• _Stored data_
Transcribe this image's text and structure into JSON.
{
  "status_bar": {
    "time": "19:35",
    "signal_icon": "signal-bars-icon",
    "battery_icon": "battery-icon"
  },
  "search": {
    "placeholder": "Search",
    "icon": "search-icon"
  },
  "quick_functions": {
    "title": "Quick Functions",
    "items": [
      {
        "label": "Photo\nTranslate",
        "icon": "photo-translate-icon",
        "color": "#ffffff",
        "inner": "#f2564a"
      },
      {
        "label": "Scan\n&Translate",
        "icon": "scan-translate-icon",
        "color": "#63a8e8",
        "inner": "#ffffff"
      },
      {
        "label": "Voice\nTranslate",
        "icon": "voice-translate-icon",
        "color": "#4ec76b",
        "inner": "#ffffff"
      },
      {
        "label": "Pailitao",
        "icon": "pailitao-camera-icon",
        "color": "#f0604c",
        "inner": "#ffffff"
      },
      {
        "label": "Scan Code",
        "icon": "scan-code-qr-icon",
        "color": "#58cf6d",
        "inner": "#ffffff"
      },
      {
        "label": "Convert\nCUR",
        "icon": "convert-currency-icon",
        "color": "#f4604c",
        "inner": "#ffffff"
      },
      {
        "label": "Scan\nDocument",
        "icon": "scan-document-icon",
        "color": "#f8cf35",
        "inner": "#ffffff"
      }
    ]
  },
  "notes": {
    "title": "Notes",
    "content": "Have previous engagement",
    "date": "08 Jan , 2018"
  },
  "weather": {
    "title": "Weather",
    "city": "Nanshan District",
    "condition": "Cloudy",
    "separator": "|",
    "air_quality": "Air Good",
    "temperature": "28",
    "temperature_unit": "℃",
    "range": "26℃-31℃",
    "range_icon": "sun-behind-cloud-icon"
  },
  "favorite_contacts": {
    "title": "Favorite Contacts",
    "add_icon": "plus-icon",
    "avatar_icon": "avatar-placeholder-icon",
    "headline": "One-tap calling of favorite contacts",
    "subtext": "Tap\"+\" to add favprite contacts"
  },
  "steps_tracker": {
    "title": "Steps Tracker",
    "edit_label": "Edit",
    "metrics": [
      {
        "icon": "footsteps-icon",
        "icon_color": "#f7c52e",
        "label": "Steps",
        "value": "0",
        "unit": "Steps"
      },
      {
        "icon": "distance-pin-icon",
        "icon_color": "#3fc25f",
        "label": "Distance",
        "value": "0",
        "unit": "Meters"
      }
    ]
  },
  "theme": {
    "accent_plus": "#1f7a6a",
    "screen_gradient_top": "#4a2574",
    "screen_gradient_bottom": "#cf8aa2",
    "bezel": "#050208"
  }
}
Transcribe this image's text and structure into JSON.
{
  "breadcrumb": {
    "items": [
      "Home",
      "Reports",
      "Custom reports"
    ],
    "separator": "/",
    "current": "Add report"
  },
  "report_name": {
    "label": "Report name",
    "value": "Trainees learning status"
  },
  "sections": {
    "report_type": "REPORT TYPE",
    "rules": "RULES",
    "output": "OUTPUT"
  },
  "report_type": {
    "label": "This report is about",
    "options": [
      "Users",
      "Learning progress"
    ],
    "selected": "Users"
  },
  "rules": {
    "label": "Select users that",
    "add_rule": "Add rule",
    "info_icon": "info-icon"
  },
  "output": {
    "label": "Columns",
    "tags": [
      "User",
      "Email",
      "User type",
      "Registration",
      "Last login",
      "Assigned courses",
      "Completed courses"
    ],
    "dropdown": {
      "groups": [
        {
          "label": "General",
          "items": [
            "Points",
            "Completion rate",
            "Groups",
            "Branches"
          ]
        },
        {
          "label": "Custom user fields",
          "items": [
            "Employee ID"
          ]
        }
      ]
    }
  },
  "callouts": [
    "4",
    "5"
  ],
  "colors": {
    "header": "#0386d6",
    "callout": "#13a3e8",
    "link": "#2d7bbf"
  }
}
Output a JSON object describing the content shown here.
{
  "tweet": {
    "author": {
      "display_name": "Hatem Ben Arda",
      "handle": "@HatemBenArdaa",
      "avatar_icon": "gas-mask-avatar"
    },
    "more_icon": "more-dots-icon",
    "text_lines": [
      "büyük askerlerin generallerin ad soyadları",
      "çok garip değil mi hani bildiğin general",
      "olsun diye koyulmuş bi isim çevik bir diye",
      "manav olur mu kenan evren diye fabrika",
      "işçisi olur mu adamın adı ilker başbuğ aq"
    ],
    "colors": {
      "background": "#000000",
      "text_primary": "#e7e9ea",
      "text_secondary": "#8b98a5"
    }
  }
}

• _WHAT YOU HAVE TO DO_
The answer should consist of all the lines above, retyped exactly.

• _TASK ANSWER_
Transcribe this image's text and structure into JSON.
{
  "status_bar": {
    "time": "19:35",
    "signal_icon": "signal-bars-icon",
    "battery_icon": "battery-icon"
  },
  "search": {
    "placeholder": "Search",
    "icon": "search-icon"
  },
  "quick_functions": {
    "title": "Quick Functions",
    "items": [
      {
        "label": "Photo\nTranslate",
        "icon": "photo-translate-icon",
        "color": "#ffffff",
        "inner": "#f2564a"
      },
      {
        "label": "Scan\n&Translate",
        "icon": "scan-translate-icon",
        "color": "#63a8e8",
        "inner": "#ffffff"
      },
      {
        "label": "Voice\nTranslate",
        "icon": "voice-translate-icon",
        "color": "#4ec76b",
        "inner": "#ffffff"
      },
      {
        "label": "Pailitao",
        "icon": "pailitao-camera-icon",
        "color": "#f0604c",
        "inner": "#ffffff"
      },
      {
        "label": "Scan Code",
        "icon": "scan-code-qr-icon",
        "color": "#58cf6d",
        "inner": "#ffffff"
      },
      {
        "label": "Convert\nCUR",
        "icon": "convert-currency-icon",
        "color": "#f4604c",
        "inner": "#ffffff"
      },
      {
        "label": "Scan\nDocument",
        "icon": "scan-document-icon",
        "color": "#f8cf35",
        "inner": "#ffffff"
      }
    ]
  },
  "notes": {
    "title": "Notes",
    "content": "Have previous engagement",
    "date": "08 Jan , 2018"
  },
  "weather": {
    "title": "Weather",
    "city": "Nanshan District",
    "condition": "Cloudy",
    "separator": "|",
    "air_quality": "Air Good",
    "temperature": "28",
    "temperature_unit": "℃",
    "range": "26℃-31℃",
    "range_icon": "sun-behind-cloud-icon"
  },
  "favorite_contacts": {
    "title": "Favorite Contacts",
    "add_icon": "plus-icon",
    "avatar_icon": "avatar-placeholder-icon",
    "headline": "One-tap calling of favorite contacts",
    "subtext": "Tap\"+\" to add favprite contacts"
  },
  "steps_tracker": {
    "title": "Steps Tracker",
    "edit_label": "Edit",
    "metrics": [
      {
        "icon": "footsteps-icon",
        "icon_color": "#f7c52e",
        "label": "Steps",
        "value": "0",
        "unit": "Steps"
      },
      {
        "icon": "distance-pin-icon",
        "icon_color": "#3fc25f",
        "label": "Distance",
        "value": "0",
        "unit": "Meters"
      }
    ]
  },
  "theme": {
    "accent_plus": "#1f7a6a",
    "screen_gradient_top": "#4a2574",
    "screen_gradient_bottom": "#cf8aa2",
    "bezel": "#050208"
  }
}
Transcribe this image's text and structure into JSON.
{
  "breadcrumb": {
    "items": [
      "Home",
      "Reports",
      "Custom reports"
    ],
    "separator": "/",
    "current": "Add report"
  },
  "report_name": {
    "label": "Report name",
    "value": "Trainees learning status"
  },
  "sections": {
    "report_type": "REPORT TYPE",
    "rules": "RULES",
    "output": "OUTPUT"
  },
  "report_type": {
    "label": "This report is about",
    "options": [
      "Users",
      "Learning progress"
    ],
    "selected": "Users"
  },
  "rules": {
    "label": "Select users that",
    "add_rule": "Add rule",
    "info_icon": "info-icon"
  },
  "output": {
    "label": "Columns",
    "tags": [
      "User",
      "Email",
      "User type",
      "Registration",
      "Last login",
      "Assigned courses",
      "Completed courses"
    ],
    "dropdown": {
      "groups": [
        {
          "label": "General",
          "items": [
            "Points",
            "Completion rate",
            "Groups",
            "Branches"
          ]
        },
        {
          "label": "Custom user fields",
          "items": [
            "Employee ID"
          ]
        }
      ]
    }
  },
  "callouts": [
    "4",
    "5"
  ],
  "colors": {
    "header": "#0386d6",
    "callout": "#13a3e8",
    "link": "#2d7bbf"
  }
}
Output a JSON object describing the content shown here.
{
  "tweet": {
    "author": {
      "display_name": "Hatem Ben Arda",
      "handle": "@HatemBenArdaa",
      "avatar_icon": "gas-mask-avatar"
    },
    "more_icon": "more-dots-icon",
    "text_lines": [
      "büyük askerlerin generallerin ad soyadları",
      "çok garip değil mi hani bildiğin general",
      "olsun diye koyulmuş bi isim çevik bir diye",
      "manav olur mu kenan evren diye fabrika",
      "işçisi olur mu adamın adı ilker başbuğ aq"
    ],
    "colors": {
      "background": "#000000",
      "text_primary": "#e7e9ea",
      "text_secondary": "#8b98a5"
    }
  }
}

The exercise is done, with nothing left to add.